Fortunately, for all concerned, such an eventuality did not occur. JR was dissuaded from taking the extreme step of contesting a third step. He was 82 and his wife Elena was determined that JR should retire from politics. JR too was so inclined. By July 1988, it became known among close confidantes that JR was not going to contest again. But in a tactical move to keep the SLFP guessing and presidential aspirants in the UNP quiet, JR kept the question of his contesting again wide open.
But the important issue was to select a suitable presidential candidate. This was the time when the blunt, no-nonsense Ranjan Wijeratne was UNP Chairman. The former planter cum ex-Army officer undertook an intensive survey of the political environment regarding prospects for the UNP at the presidential election.
Ranjan Wijeratne realised that the UNP may have a slim chance of winning the poll only if Ranasinghe Premadasa were the presidential candidate. Any other candidate would certainly lose to the SLFP. Furthermore, if Premadasa split from the party and contested separately, the UNP was likely to finish a poor third. Hence, the best possible UNP candidate would be Ranasinghe Premadasa.
After this realistic appraisal by Ranjan Wijeratne who had no personal favourites and had only the interests of the party in mind, JR too saw the light. He decided to nominate Premadasa as the presidential candidate. He also summoned Lalith Athulathmudali and Gamini Dissanayake and told them of his decision. He got them to pledge support to Premadasa. When this was conveyed unofficially to Premadasa by Wijeratne, the former abandoned his plans to breakaway and contest separately. JR announced formally in September 1988 that he was retiring from politics.
This announcement was followed by a UNP meeting comprising the Parliamentary Group and Working Committee. Instead of an inner-party election to finalise the candidate, JR sprang a surprise by proposing the name of Ranasinghe Premadasa as the presidential candidate and would be successor. In a further twist, JR got Lalith Athulathmudali and Gamini Dissanayake, Premadasa’s chief competitors, to jointly second Premadasa’s nomination. Ranasinghe Premadasa was unanimously elected as the presidential candidate of the UNP.
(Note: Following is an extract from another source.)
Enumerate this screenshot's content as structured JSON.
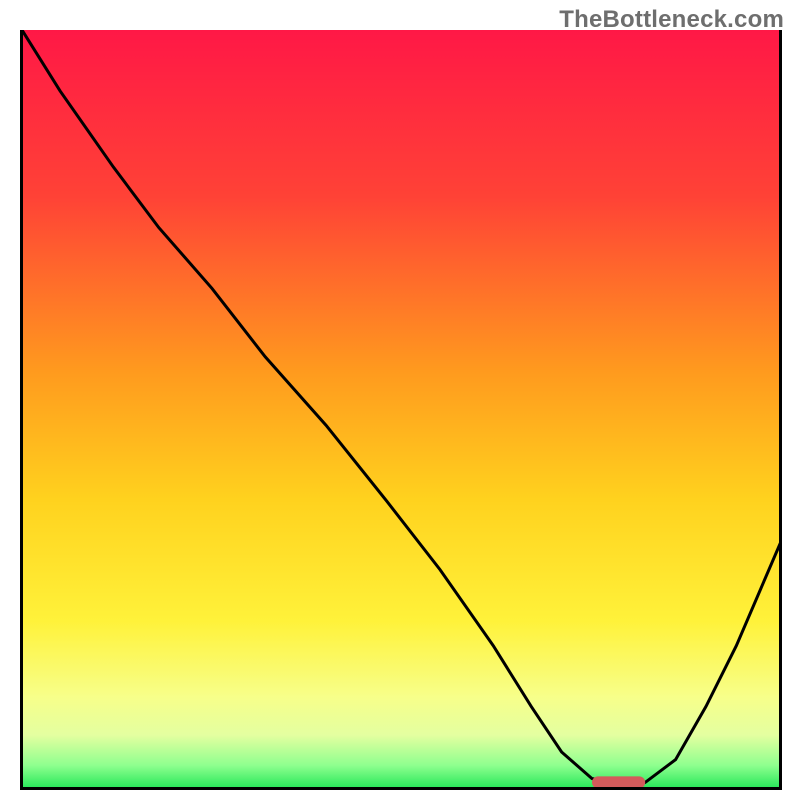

Nominations closed on 10 November 1988. The Presidential Election was held on 19 December 1988. In a tight contest, Ranasinghe Premadasa of the UNP came first with 2,569,199 (50.43%) votes. Sirimavo Bandaranaike of the SLFP came second with 2,289,860 (44.95%) votes. Oswin (Ossie) Abeygunasekara of the SLMP came a poor third with 235,719(4.63%) votes. Ranasinghe Premadasa was elected as the second Executive President of Sri Lanka.
Premadasa was 65 years of age when he became the Executive President of Sri Lanka. After more than four decades of active politics, he had reached the top combatting tremendous odds. He was a dedicated man on a mission with a positive vision for Sri Lanka. Yet he was able to discharge his duties as President for only four years and four months.
Ranasinghe Premadasa was killed on 1 May 1993 at 12:45 p.m. along with 17 others in a bomb explosion that also injured 38 more persons at the Grandpass Road – Armour Street junction in Colombo. He was inspecting a May Day procession of the party. The assassin was an LTTE suicide bomber Kulaveerasingham Veerakumar alias “Babu,” who wore an explosive laden vest. Ranasinghe Premadasa was succeeded as President by the then Prime Minister Dingiri Banda Wijetunga.
DBS Jeyaraj can be reached at email@example.com
This Article Appears in the “Political Pulse” Column of the “Daily Financial Times” Dated June 23rd 2021.It can be accessed here: